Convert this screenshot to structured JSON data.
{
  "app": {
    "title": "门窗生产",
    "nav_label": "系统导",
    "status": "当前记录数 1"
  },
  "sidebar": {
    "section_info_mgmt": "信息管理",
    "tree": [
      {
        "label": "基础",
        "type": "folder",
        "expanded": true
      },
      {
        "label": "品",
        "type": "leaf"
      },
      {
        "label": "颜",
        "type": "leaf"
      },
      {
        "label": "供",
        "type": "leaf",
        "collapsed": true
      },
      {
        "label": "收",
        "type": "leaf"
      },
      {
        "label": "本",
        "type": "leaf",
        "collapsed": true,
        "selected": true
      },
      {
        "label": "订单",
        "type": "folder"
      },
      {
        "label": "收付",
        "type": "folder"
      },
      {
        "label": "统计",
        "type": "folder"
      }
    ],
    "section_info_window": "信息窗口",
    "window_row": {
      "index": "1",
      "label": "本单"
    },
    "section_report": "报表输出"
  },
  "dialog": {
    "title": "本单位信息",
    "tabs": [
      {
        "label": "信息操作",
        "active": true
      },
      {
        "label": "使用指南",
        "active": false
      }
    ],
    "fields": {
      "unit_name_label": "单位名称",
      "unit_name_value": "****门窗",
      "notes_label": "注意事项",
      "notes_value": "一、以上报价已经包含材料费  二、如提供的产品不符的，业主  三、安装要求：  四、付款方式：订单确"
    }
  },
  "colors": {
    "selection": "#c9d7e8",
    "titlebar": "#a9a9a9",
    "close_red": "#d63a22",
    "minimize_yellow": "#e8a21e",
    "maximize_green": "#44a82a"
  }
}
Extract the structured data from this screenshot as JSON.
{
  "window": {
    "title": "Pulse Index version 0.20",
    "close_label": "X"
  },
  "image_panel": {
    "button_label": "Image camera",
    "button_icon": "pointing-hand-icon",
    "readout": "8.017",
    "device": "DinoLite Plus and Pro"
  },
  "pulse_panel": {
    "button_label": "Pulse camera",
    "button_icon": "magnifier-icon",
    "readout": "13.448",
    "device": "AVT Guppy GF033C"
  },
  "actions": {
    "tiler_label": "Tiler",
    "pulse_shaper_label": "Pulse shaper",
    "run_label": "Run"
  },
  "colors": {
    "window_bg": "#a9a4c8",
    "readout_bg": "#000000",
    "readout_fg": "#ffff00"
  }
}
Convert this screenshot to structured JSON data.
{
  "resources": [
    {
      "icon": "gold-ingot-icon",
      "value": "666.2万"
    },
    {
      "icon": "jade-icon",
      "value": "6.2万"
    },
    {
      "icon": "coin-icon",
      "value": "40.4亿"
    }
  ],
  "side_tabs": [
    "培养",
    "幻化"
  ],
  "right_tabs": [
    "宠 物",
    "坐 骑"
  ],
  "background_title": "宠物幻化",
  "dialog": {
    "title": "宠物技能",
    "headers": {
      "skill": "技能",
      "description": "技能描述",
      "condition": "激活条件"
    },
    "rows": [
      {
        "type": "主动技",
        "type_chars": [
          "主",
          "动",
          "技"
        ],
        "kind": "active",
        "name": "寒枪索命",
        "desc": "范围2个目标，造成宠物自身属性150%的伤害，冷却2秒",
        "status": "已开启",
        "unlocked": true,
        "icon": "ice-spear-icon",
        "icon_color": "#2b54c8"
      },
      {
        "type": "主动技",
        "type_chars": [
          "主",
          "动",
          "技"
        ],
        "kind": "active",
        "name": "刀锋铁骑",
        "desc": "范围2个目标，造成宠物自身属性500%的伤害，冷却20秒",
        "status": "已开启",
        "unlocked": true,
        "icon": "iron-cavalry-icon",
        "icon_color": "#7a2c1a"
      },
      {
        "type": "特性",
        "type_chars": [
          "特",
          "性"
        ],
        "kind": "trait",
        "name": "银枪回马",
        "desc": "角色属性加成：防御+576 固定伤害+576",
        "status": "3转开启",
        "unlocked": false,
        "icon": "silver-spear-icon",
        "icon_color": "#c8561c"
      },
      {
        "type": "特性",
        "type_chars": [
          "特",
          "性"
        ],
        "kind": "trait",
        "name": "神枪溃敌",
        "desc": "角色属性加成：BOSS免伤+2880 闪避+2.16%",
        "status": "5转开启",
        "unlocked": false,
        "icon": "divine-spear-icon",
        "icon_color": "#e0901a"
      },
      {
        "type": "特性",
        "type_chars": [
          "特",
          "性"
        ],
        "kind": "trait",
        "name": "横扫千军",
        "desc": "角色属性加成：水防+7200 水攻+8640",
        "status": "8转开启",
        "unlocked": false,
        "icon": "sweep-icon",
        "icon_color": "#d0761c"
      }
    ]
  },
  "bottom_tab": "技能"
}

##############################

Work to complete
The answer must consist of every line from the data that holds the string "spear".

Response to this task
        "icon": "ice-spear-icon",
        "icon": "silver-spear-icon",
        "icon": "divine-spear-icon",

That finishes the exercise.